Ageing in place means that you have the support and services you need to remain living in your home or community as an older adult. Like many Canadians, this is a shared experience. By planning early in adulthood and preparing for the future, you can equip yourself with greater control over the quality of your life, independence and dignity. When planning, identify some of the risks that may affect your ability to safely and independently live at home and the steps you need to achieve to minimize or overcome those risks. For example, suppose you notice that you have reduced walking ability. In that case, you may want to consider installing grab rails in areas such as hallways or stairwells to support balance and stability when walking.

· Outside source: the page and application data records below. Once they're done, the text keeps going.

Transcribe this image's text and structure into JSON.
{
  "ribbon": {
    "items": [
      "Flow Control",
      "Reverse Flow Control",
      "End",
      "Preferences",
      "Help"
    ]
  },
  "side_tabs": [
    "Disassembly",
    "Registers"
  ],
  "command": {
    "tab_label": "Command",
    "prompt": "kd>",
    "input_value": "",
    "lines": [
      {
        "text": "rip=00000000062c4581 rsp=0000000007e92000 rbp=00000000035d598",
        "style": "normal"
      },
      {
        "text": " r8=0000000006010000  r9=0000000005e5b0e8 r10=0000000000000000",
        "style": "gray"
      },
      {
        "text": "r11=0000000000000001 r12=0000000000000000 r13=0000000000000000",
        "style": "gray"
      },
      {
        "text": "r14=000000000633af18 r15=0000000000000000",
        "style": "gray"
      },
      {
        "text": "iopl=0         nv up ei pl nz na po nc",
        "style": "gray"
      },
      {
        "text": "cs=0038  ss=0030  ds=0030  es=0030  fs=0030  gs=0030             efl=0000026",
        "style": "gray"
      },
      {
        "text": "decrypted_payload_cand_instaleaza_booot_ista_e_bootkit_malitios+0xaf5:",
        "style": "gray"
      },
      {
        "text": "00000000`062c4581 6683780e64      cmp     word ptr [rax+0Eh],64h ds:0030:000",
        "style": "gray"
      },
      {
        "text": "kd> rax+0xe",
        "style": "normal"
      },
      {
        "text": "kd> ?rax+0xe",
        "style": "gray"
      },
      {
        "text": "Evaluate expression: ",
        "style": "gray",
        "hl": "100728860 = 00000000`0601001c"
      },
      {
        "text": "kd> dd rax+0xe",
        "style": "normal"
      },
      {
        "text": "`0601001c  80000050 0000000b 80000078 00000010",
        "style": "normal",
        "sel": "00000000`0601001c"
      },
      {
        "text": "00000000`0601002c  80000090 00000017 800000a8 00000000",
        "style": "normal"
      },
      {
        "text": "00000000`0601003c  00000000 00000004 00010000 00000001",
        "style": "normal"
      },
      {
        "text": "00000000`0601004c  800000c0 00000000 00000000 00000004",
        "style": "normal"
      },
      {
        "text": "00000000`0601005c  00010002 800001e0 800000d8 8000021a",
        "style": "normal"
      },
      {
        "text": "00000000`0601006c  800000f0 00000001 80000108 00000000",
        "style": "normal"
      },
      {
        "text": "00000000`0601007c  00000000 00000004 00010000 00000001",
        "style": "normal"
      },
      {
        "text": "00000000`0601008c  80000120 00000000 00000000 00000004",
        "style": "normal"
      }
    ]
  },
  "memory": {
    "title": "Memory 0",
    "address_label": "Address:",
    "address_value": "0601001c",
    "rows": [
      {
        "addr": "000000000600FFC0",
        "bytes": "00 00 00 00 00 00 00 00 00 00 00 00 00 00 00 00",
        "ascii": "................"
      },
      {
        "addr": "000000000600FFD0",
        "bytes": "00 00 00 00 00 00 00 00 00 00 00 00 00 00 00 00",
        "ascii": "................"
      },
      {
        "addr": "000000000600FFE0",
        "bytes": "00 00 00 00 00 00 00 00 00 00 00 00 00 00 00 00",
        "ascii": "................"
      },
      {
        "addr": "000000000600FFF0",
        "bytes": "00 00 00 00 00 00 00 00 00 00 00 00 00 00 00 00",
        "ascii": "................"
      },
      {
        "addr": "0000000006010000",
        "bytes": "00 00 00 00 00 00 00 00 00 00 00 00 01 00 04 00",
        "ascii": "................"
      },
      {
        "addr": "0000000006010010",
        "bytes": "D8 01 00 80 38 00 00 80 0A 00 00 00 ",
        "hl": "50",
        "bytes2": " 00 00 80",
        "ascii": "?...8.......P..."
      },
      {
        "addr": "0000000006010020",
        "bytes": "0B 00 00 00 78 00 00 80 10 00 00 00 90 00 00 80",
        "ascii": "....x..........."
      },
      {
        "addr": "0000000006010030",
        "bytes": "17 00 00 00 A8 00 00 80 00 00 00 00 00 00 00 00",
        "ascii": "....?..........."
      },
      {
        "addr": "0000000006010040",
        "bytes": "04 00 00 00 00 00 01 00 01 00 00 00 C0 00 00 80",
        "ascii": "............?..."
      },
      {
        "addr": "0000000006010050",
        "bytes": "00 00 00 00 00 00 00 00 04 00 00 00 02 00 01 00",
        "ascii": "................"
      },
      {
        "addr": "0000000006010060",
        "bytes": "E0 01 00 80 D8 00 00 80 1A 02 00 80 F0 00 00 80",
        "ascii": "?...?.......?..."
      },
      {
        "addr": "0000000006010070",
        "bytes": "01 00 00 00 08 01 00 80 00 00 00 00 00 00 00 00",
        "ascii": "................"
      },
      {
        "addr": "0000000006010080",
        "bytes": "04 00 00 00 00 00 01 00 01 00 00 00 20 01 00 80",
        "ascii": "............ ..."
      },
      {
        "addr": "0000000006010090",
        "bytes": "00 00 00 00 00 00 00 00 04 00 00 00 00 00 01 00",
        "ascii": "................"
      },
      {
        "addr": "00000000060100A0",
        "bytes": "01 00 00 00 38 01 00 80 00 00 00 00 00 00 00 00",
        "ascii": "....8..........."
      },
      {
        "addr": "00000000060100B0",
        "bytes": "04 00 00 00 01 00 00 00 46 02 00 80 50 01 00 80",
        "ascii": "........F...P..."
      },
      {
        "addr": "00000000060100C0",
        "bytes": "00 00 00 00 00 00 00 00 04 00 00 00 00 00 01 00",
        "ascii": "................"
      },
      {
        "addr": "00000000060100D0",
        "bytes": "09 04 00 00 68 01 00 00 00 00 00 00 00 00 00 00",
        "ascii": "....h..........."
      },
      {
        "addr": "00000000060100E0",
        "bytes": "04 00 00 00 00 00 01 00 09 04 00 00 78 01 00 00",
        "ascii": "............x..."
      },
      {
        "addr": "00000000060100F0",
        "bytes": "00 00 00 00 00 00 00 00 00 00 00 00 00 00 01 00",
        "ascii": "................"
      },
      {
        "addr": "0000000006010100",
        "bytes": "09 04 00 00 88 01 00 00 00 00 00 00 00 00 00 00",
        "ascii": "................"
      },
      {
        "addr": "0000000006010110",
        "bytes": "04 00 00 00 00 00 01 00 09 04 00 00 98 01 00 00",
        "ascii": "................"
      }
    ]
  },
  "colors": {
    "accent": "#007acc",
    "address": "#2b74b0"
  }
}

Another area to consider as an ageing adult is the community in which you reside. Do you have all of the supports and services you need to live independently as you age? Or perhaps you may need to consider moving to a different area with more available services.
Occupational therapists (OTs) play an essential role in home modification programs for ageing adults. An OT's role is to assess and understand the physical, social and environmental demands placed on an individual in the context of their home. By understanding the client and their home, OTs can help their clients live at home for as long as possible. Home assessments use various tools to determine which modifications are beneficial. Often, the entire process is collaborative between the client, their family, and OT to ensure the client's needs are met. An OT may need to reevaluate the home modifications later to ensure they continue to provide adequate support for the client.

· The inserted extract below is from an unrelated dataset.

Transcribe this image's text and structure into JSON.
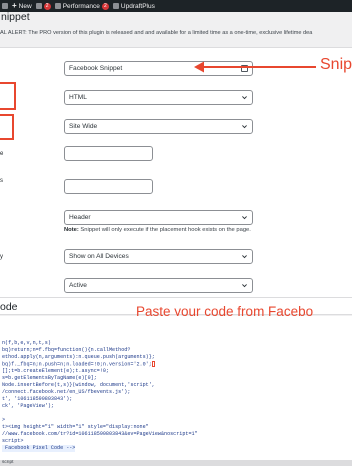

Reference: Klein, S. I., Rosage, L., & Shaw, G. (2000). The role of occupational therapists in home modification programs at an area agency on aging. Physical & Occupational Therapy in Geriatrics, 16(3-4), 19-37.